Years ago, an Arkansas politician -- John Brown III, then president of John Brown University in Siloam Springs -- wrote an essay defending the state's use of religious symbols. His article was a kind of defense of God on the grounds of social utility. As he put it: "It is a sad commentary that, in a nation beset by crime, crack and crying children, some federal courts should find mere symbols of religious faith to be offensive to the public good.''
Exactly. Let the state start borrowing symbols from religion, and soon enough they will indeed become mere symbols. They will have been hollowed out. The state will have manipulated them for the greater glory of ... the state. God will have been enlisted as a kind of ultimate social worker in the fight against crime, crack, crying children, urban sprawl or whatever social ill leads the list at the moment.
No, government would not be practicing religion -- goodness, that would be unconstitutional -- but just using it. Which is worse.
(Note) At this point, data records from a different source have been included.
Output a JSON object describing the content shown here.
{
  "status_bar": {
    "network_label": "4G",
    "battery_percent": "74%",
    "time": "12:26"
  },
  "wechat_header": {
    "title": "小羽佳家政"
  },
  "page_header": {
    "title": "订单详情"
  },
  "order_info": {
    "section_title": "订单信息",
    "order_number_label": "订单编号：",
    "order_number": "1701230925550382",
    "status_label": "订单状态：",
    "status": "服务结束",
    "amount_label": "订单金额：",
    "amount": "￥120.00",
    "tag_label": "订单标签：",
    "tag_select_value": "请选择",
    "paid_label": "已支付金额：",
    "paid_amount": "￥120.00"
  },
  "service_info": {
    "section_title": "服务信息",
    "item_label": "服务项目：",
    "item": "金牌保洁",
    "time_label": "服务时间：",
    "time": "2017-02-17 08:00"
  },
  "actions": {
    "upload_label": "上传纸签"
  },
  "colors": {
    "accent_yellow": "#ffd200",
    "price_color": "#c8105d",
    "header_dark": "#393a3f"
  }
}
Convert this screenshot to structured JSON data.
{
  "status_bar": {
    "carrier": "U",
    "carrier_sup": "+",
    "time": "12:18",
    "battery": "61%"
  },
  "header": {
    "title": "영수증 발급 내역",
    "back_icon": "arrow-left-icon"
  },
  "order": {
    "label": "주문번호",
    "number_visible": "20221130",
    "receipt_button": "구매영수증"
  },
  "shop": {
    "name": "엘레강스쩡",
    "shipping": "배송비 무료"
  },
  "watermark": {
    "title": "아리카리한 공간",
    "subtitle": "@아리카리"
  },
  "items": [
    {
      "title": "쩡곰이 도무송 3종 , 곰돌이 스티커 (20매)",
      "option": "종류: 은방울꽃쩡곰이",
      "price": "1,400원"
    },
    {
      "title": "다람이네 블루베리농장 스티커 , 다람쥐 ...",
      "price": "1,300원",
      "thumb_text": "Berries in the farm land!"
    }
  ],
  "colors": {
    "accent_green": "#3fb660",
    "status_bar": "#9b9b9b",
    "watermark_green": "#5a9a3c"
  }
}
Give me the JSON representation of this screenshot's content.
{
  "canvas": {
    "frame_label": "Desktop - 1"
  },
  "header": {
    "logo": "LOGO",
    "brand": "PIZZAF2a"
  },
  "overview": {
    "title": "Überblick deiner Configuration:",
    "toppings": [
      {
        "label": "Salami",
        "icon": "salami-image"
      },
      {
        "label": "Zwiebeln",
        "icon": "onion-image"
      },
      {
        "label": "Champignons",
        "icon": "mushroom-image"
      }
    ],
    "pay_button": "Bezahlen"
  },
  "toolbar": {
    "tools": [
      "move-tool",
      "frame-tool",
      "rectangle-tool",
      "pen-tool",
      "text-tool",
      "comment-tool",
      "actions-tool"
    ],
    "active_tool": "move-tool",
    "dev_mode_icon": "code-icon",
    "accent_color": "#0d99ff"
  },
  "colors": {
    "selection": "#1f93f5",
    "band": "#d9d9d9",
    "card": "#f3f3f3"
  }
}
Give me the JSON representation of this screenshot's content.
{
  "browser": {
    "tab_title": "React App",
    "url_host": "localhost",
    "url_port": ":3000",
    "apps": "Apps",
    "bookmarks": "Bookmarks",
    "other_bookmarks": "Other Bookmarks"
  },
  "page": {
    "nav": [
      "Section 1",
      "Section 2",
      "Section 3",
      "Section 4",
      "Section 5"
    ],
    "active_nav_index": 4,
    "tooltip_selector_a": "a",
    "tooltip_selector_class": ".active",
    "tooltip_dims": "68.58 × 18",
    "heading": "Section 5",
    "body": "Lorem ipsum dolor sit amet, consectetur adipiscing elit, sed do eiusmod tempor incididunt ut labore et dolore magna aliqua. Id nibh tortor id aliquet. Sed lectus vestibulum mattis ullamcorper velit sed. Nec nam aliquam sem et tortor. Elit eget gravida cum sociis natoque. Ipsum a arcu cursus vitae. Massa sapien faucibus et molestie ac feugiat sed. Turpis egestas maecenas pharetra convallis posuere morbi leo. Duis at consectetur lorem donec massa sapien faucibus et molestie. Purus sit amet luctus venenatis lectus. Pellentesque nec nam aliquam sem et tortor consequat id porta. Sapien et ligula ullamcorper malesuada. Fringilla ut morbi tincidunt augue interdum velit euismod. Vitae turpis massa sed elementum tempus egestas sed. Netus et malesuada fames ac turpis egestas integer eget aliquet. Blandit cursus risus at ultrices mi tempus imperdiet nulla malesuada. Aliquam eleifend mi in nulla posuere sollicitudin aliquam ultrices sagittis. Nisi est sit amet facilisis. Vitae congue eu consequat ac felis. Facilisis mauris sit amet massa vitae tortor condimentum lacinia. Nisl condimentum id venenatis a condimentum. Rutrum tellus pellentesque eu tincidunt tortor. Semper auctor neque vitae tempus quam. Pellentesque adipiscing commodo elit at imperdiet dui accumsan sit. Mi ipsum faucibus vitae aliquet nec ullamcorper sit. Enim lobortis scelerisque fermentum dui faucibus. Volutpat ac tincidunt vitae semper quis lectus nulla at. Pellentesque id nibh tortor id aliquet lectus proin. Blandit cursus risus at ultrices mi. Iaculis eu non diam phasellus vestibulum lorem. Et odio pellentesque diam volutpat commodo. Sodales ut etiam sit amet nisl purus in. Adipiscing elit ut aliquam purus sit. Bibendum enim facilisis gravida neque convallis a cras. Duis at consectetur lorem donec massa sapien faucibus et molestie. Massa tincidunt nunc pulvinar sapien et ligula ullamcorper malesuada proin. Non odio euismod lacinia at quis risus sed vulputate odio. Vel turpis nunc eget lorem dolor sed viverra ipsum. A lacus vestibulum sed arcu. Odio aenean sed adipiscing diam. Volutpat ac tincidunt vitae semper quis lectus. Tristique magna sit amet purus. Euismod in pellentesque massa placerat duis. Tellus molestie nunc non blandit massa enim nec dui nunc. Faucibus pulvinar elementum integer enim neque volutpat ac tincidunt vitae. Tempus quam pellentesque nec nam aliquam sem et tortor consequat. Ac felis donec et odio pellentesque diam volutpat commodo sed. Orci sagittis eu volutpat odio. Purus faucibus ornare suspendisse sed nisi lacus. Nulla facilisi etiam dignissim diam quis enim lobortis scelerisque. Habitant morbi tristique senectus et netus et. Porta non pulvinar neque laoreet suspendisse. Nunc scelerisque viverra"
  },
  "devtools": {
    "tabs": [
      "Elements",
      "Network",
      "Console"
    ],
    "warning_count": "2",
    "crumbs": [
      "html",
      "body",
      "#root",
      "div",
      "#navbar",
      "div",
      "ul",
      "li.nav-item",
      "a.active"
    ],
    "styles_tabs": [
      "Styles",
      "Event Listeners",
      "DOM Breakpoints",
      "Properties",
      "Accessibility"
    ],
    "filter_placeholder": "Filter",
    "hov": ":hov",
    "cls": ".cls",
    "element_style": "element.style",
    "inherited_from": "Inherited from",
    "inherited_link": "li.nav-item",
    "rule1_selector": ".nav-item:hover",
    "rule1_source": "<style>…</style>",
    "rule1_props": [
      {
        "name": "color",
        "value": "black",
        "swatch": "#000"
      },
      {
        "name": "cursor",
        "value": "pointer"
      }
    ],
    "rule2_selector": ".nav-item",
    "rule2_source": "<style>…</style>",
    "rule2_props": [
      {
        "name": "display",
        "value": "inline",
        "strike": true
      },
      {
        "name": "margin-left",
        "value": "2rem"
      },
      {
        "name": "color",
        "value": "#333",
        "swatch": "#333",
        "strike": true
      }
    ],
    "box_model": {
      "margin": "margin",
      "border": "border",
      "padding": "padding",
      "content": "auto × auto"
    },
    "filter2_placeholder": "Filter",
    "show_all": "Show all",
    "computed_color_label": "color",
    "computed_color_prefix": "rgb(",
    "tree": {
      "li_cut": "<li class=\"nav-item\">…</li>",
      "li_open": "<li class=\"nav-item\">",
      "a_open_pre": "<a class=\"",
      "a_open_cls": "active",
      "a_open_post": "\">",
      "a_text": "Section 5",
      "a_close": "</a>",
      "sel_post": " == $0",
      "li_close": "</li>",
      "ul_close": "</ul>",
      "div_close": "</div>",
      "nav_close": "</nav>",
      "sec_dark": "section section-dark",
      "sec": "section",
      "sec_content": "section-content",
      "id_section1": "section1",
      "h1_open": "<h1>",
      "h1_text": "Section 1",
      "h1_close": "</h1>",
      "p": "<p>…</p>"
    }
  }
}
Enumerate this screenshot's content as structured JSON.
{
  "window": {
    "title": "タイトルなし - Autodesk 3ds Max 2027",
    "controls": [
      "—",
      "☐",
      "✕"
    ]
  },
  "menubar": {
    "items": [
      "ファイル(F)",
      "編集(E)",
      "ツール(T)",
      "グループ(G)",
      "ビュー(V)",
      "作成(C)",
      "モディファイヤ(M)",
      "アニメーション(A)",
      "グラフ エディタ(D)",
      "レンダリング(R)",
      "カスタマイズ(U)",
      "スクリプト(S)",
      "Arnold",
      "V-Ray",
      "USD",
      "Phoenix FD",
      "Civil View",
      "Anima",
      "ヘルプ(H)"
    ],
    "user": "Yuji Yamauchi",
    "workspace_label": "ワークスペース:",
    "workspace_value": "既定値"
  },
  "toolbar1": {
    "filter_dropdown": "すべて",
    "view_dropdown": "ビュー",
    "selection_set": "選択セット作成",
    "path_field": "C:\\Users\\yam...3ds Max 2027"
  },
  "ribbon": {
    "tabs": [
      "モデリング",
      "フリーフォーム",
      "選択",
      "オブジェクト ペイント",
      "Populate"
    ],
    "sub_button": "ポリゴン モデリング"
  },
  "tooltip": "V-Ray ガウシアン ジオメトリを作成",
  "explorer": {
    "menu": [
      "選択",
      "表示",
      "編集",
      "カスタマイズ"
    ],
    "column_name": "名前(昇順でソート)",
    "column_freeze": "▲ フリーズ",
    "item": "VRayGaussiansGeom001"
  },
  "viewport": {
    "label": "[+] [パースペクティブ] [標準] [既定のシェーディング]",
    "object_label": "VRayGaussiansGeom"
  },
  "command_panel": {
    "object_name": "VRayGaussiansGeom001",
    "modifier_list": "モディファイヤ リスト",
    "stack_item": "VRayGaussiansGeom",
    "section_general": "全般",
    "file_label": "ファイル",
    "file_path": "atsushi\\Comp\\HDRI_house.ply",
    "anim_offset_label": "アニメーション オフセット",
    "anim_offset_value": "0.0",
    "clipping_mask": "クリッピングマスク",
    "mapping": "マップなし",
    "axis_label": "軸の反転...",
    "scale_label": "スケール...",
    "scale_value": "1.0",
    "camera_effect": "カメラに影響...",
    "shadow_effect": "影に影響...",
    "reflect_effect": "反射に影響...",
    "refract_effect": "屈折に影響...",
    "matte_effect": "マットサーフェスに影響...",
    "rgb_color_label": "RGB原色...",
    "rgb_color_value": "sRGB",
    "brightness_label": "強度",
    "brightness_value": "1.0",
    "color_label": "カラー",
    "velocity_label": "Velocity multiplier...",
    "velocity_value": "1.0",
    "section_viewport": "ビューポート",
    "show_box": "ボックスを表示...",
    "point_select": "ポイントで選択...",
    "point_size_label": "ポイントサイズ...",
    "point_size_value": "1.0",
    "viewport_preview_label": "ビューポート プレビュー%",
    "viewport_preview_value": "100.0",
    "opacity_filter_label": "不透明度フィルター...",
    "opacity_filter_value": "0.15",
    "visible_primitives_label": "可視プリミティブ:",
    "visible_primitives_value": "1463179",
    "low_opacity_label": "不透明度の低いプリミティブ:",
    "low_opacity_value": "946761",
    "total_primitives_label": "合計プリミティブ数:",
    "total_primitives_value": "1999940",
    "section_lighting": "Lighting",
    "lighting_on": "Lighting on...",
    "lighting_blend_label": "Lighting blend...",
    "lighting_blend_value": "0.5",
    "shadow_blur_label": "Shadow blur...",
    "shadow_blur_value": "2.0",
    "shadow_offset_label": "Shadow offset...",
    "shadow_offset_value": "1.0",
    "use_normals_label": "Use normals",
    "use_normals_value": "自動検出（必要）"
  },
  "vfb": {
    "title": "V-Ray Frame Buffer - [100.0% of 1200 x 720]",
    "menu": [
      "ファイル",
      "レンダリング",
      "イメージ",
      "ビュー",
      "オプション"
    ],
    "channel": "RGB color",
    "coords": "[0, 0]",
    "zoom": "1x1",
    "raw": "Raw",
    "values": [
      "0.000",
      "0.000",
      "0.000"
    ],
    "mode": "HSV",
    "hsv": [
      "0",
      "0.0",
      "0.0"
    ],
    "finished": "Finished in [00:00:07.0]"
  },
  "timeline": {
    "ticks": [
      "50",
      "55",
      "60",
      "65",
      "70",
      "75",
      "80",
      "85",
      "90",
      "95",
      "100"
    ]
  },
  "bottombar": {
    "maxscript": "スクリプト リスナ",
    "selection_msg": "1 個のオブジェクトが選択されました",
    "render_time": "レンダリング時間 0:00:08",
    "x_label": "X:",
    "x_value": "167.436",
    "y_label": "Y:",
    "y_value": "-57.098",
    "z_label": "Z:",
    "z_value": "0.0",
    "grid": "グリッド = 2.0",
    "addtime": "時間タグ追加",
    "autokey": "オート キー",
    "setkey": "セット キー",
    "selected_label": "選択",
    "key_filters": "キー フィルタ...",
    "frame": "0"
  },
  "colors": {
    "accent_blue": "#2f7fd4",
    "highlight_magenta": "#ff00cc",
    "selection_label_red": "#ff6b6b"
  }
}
There is a word for using the holy for secular ends: profanation.
Of course the profanation is unconscious; the Rehnquists know not what they do. They may think they're actually honoring God by adding His Word to their approved list of cultural, historical and legal values. But that makes it even more of an abomination. Because it is so unthinking.
The chief justice's solicitude for the Ten Commandments as an historical artifact brings to mind the Roman emperor and god who, attempting to pacify his rebellious subjects in Judaea, kindly offered to add a statue of the Jews' mysterious Deity to all the others in the Pantheon. He was astonished when his kind offer only further enraged them. He meant well, but he just didn't get it. Like these honorable justices of the Supreme Court.
In a free society, there will never be a clear distinction between the expression of religious and civil values; they overlap. We can't and shouldn't ghettoize religion, and ban it from the public square.
But neither do we want to fill the public square with all kinds of religious bric-a-brac, from gold-plated Buddhas to Christs-of-the-Ozarks to electrified menorahs, all erected and blessed by the state, with space reserved for other multicultural icons as they come into fashion with our changing demographics.
When it comes to the First Amendment, which both guarantees freedom of religion and bars the state from establishing one, some constitutional calls are indeed close. But the state ought to have a decent respect for the words and symbols of religious faith, even a reverence, and keep a respectful distance. It should not be using the sacred as a tool, or as a nice decoration for public buildings.
Those who would mix church and state erode the integrity of both. Some governments covet only
their citizens' property. The worst set out to expropriate their